Make sure you pay close attention to your surroundings when you venture out into the NoDa streets on a nice fall evening, especially if you feel sudden coldness for no particular reason. It is usually a sign that you are not alone.
There are dozens of ghosts who haunt the streets among us (well, in this case, streets and railroad tracks).
The stretch of tracks supporting the Aberdeen, Carolina and Western Railway between 37th Street and the Herrin Avenue trestle in particular is one of the most haunted areas in NoDa. Notice how North Davidson Street dips between 37th and Anderson? The same is true for Spencer Avenue between 36th and Herrin. That’s because the entire area used to be covered by a large pond.
The pond served the mills and the Station #7 fire trucks until it was drained in the 1950s after several drownings. But those are not the only deaths (or ghosts) in the area.
Jim was a railroad worker in the early days of the neighborhood. People remember him for always whistling a tune and for the huge set of keys he kept around his belt at all times. The keys were for his railroad work, and you could hear him coming from blocks away.
One night, he and his buddy were finishing up work quite late. They had plans to get a little strawberry wine and wind down for the evening over a card game. They were only a few steps away from the tracks when Jim stopped short.
It was too quiet.
He slowly reached down and sure enough, his keys were gone. His buddy said it was too late and dark to find the keys, but Jim said he had to have them for work first thing in the morning. He convinced his friend to grab a couple of lanterns and meet him back on the tracks to find the keys in the dark.
Soon, as fate would have it, they heard a train in the distance. Jim was growing worried now about finding the keys before the train arrived, and his buddy kept one eye on the train and one eye on the tracks.
Now the train was just about on top of them and his friend pleaded with Jim to step aside. Reluctantly, Jim finally did. But the spotlight above the engine shone ahead, and there, glistening on the tracks, were Jim’s keys.
Jim frantically ran up the tracks to grab the keys before the train passed. What happened next has been lost to the ages. Some say Jim tripped on the tracks in his haste. Some say the keys were stuck. Still others say he just was not fast enough. Regardless, Jim was on the tracks when the train passed, and it killed him instantly.
After his death, his many friends started going out at night to remember Jim and tell stories of why they loved him so much. Later on, young boys would dare their friends to go out at night to search for Jim. As Jesse Atkins recounted in “Ghost Stories of Charlotte and Mecklenburg County,” “When I was a kid, people said that you could hear music out there, and it was supposed to be that man that was killed.”
You will know if Jim is there from one of two things. Most people will see his lantern slowly bobbing back and forth on the tracks, still in search of his keys. But if you hear a slight tinkling sound in the still of the night, then do not assume that it is someone’s chimes in the background. After all, the air was still, right? No, that is Jim jingling his keys to a happy tune. And if you hear that, then you should go out and buy a lottery ticket because it is your lucky day. It means Jim has found his keys and is taking off for some strawberry wine.
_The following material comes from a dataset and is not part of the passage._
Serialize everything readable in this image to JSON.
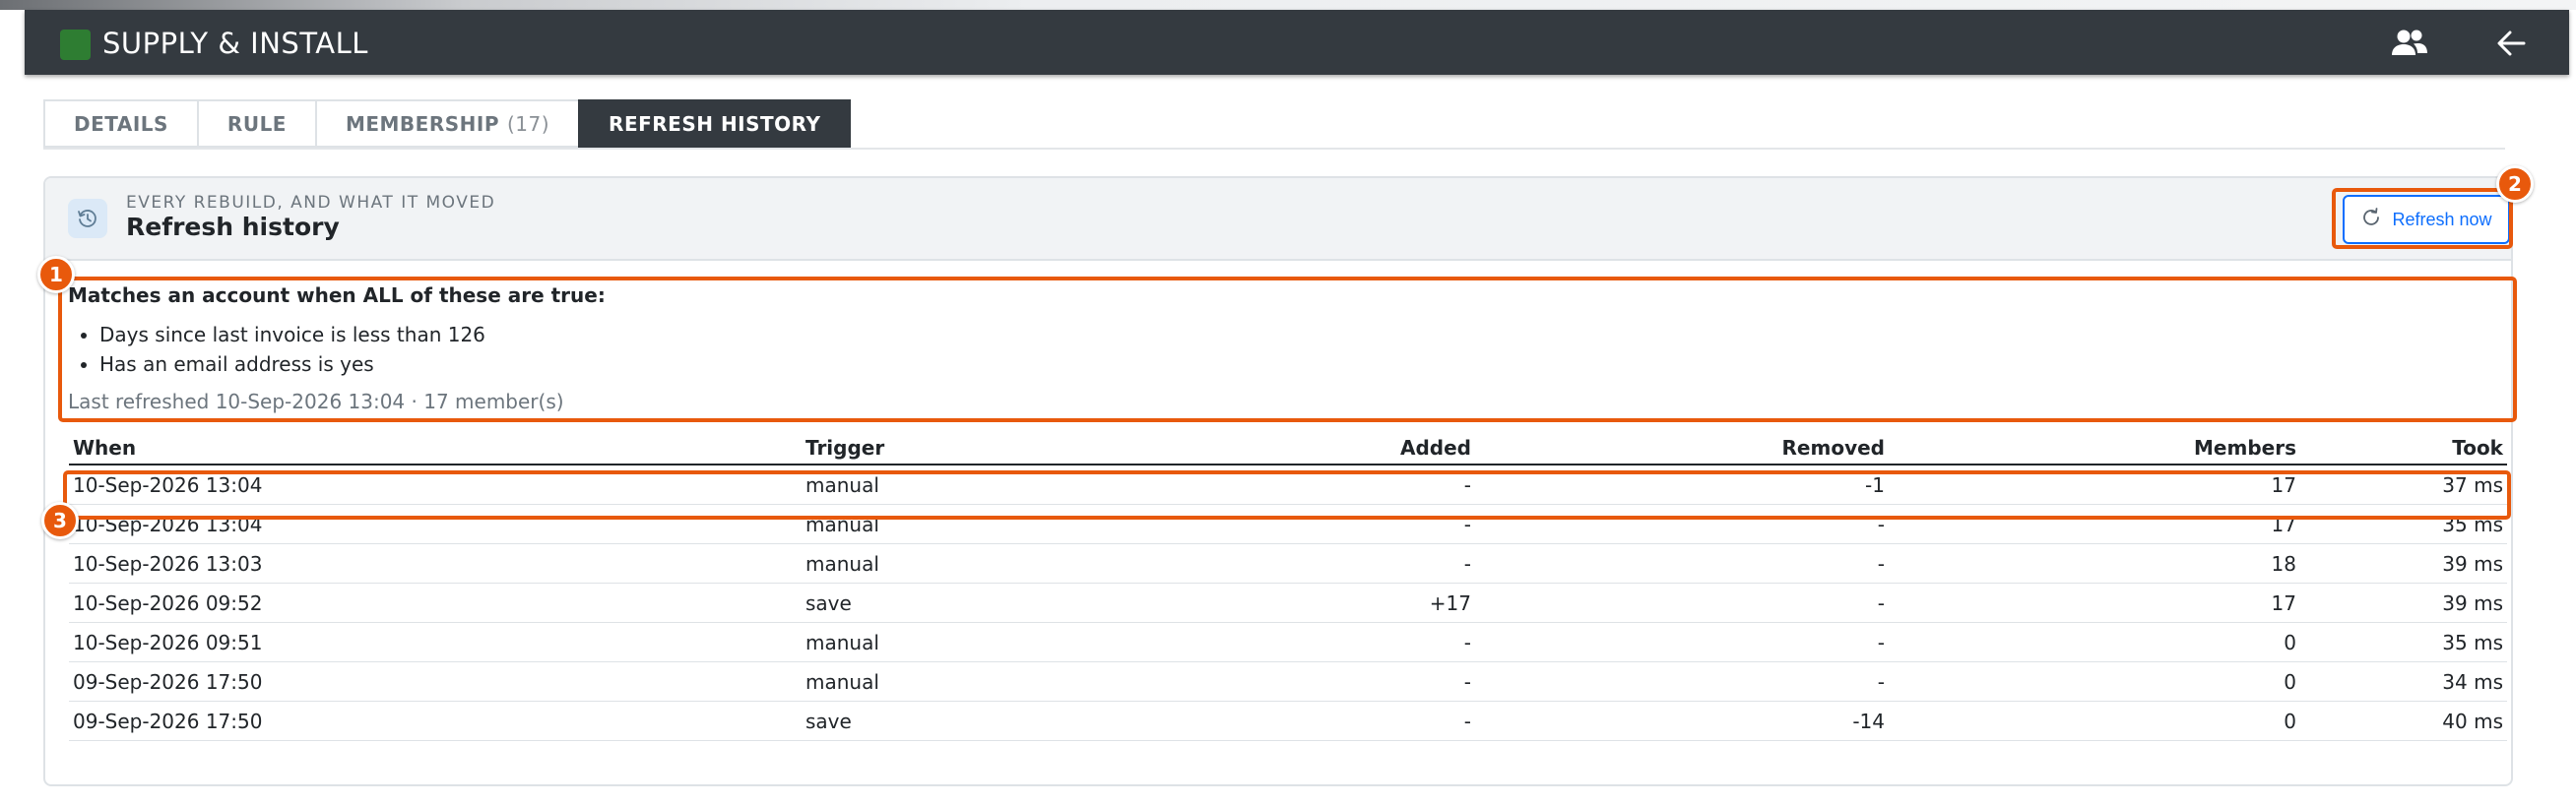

But Jim is not the only ghost on these tracks.
Venture down a few steps along the tracks to the Herrin Avenue trestle. Rita Beck said of the trestle in a March 25, 1984 Charlotte Observer article, “When we were kids, the closer you got to it, the faster you’d go.”
It has long been closed for vehicular traffic, primarily due to the inordinate amount of accidents that occurred there, like one from the 1950s that was explained in the same book on area ghosts.
A teenager was riding down Herrin Avenue in the back of his father’s pickup truck. He and his father were traveling from the North Charlotte Park area toward North Davidson Street. Someone grabbed the boy’s attention, so he stood up to look back and shout something back from where they came. He did not realize how close they were to the trestle and, since he was facing the opposite direction, he did not realize how low the tracks are at that point. Tragically, the young man was decapitated in the back of his father’s truck. Soon afterward, stories started circulating from people who still saw the boy walking aimlessly on the track.
Rita’s daughter Lisa, 14 at the time, also added her thoughts in the same Observer article. But she did not just mention the decapitated boy. Her story added that he was now said to be riding a motorcycle.
While it could be the same boy, there were other accidents at that trestle, and one did involve a teenage boy who lost control of his motorcycle while showing off to some friends and crashed into the trestle. But that is another ghost story for another time.
At this time of year, Back in the Day is usually preparing for our annual Ghosts & Legends free walking tours of the neighborhood, but sadly we cannot host one this year due to the pandemic (F U COVID-19!). If you know of a ghost story you would like to share, or have a recommendation for anyone we should interview (ghost story or not) about life in the neighborhood, please contact us at firstname.lastname@example.org.